WHAT YOU SHOULD DO: Return all entries precisely as they stand, without the images.
::::
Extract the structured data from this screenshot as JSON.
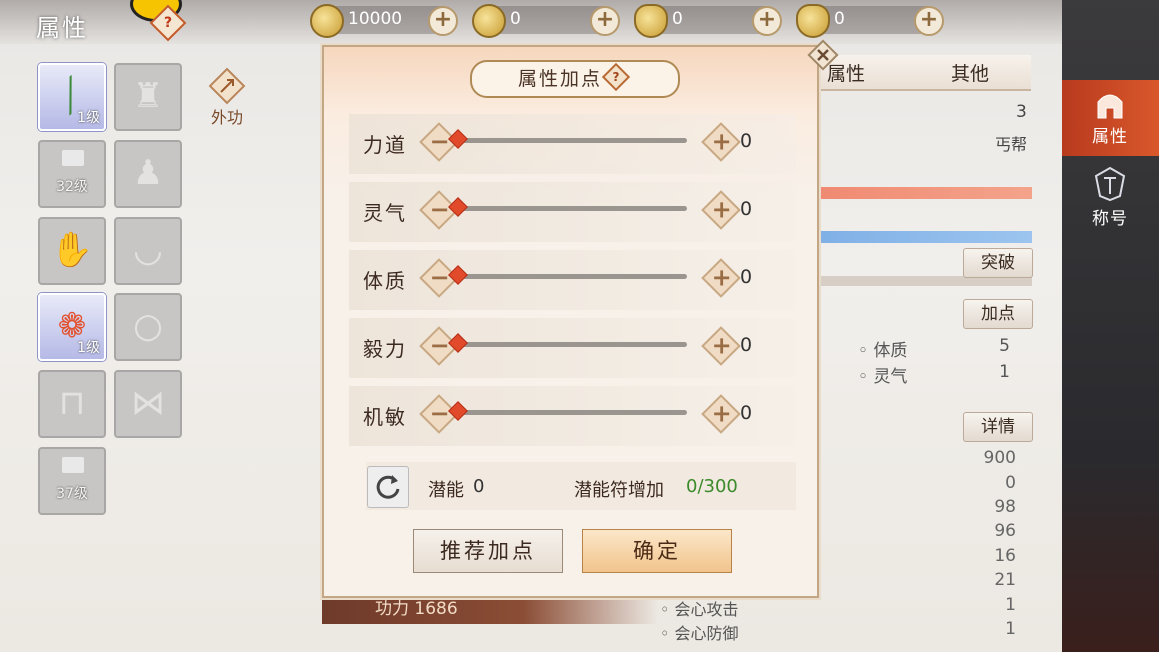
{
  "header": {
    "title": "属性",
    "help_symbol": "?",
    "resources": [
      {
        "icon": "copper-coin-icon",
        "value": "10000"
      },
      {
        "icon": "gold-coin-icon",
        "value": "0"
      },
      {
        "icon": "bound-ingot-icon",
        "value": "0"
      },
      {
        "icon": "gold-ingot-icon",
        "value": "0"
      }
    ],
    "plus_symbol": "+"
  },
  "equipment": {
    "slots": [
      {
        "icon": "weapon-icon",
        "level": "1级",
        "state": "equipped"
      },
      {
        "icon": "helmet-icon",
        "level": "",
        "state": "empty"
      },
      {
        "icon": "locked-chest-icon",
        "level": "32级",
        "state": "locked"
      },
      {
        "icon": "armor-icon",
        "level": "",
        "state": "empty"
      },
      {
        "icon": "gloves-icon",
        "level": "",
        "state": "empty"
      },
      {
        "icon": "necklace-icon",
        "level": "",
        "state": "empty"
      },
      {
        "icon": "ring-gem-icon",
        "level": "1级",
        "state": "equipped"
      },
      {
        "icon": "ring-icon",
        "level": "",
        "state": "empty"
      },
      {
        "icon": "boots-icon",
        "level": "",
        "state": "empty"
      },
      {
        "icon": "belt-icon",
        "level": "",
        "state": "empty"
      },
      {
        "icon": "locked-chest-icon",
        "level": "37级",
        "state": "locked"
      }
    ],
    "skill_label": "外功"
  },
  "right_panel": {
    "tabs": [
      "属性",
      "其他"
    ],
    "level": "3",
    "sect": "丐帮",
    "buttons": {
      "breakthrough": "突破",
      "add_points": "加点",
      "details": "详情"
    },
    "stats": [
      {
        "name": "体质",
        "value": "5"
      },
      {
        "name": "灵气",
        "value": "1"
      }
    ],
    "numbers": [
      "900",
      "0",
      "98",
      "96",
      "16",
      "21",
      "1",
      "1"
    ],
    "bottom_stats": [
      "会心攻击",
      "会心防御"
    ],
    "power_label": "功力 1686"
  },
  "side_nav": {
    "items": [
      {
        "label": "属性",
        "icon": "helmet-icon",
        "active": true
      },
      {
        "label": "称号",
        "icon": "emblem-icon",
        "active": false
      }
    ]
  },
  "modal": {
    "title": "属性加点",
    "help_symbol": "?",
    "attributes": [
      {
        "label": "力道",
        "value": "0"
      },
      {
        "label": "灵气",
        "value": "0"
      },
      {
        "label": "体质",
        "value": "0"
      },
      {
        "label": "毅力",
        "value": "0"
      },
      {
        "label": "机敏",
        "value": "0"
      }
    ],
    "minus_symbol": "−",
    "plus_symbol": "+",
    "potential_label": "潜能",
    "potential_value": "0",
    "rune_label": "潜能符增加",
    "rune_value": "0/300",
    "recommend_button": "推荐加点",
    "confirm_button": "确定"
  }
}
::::
SOLUTION TO THE EXERCISE:
Extract the structured data from this screenshot as JSON.
{
  "header": {
    "title": "属性",
    "help_symbol": "?",
    "resources": [
      {
        "icon": "copper-coin-icon",
        "value": "10000"
      },
      {
        "icon": "gold-coin-icon",
        "value": "0"
      },
      {
        "icon": "bound-ingot-icon",
        "value": "0"
      },
      {
        "icon": "gold-ingot-icon",
        "value": "0"
      }
    ],
    "plus_symbol": "+"
  },
  "equipment": {
    "slots": [
      {
        "icon": "weapon-icon",
        "level": "1级",
        "state": "equipped"
      },
      {
        "icon": "helmet-icon",
        "level": "",
        "state": "empty"
      },
      {
        "icon": "locked-chest-icon",
        "level": "32级",
        "state": "locked"
      },
      {
        "icon": "armor-icon",
        "level": "",
        "state": "empty"
      },
      {
        "icon": "gloves-icon",
        "level": "",
        "state": "empty"
      },
      {
        "icon": "necklace-icon",
        "level": "",
        "state": "empty"
      },
      {
        "icon": "ring-gem-icon",
        "level": "1级",
        "state": "equipped"
      },
      {
        "icon": "ring-icon",
        "level": "",
        "state": "empty"
      },
      {
        "icon": "boots-icon",
        "level": "",
        "state": "empty"
      },
      {
        "icon": "belt-icon",
        "level": "",
        "state": "empty"
      },
      {
        "icon": "locked-chest-icon",
        "level": "37级",
        "state": "locked"
      }
    ],
    "skill_label": "外功"
  },
  "right_panel": {
    "tabs": [
      "属性",
      "其他"
    ],
    "level": "3",
    "sect": "丐帮",
    "buttons": {
      "breakthrough": "突破",
      "add_points": "加点",
      "details": "详情"
    },
    "stats": [
      {
        "name": "体质",
        "value": "5"
      },
      {
        "name": "灵气",
        "value": "1"
      }
    ],
    "numbers": [
      "900",
      "0",
      "98",
      "96",
      "16",
      "21",
      "1",
      "1"
    ],
    "bottom_stats": [
      "会心攻击",
      "会心防御"
    ],
    "power_label": "功力 1686"
  },
  "side_nav": {
    "items": [
      {
        "label": "属性",
        "icon": "helmet-icon",
        "active": true
      },
      {
        "label": "称号",
        "icon": "emblem-icon",
        "active": false
      }
    ]
  },
  "modal": {
    "title": "属性加点",
    "help_symbol": "?",
    "attributes": [
      {
        "label": "力道",
        "value": "0"
      },
      {
        "label": "灵气",
        "value": "0"
      },
      {
        "label": "体质",
        "value": "0"
      },
      {
        "label": "毅力",
        "value": "0"
      },
      {
        "label": "机敏",
        "value": "0"
      }
    ],
    "minus_symbol": "−",
    "plus_symbol": "+",
    "potential_label": "潜能",
    "potential_value": "0",
    "rune_label": "潜能符增加",
    "rune_value": "0/300",
    "recommend_button": "推荐加点",
    "confirm_button": "确定"
  }
}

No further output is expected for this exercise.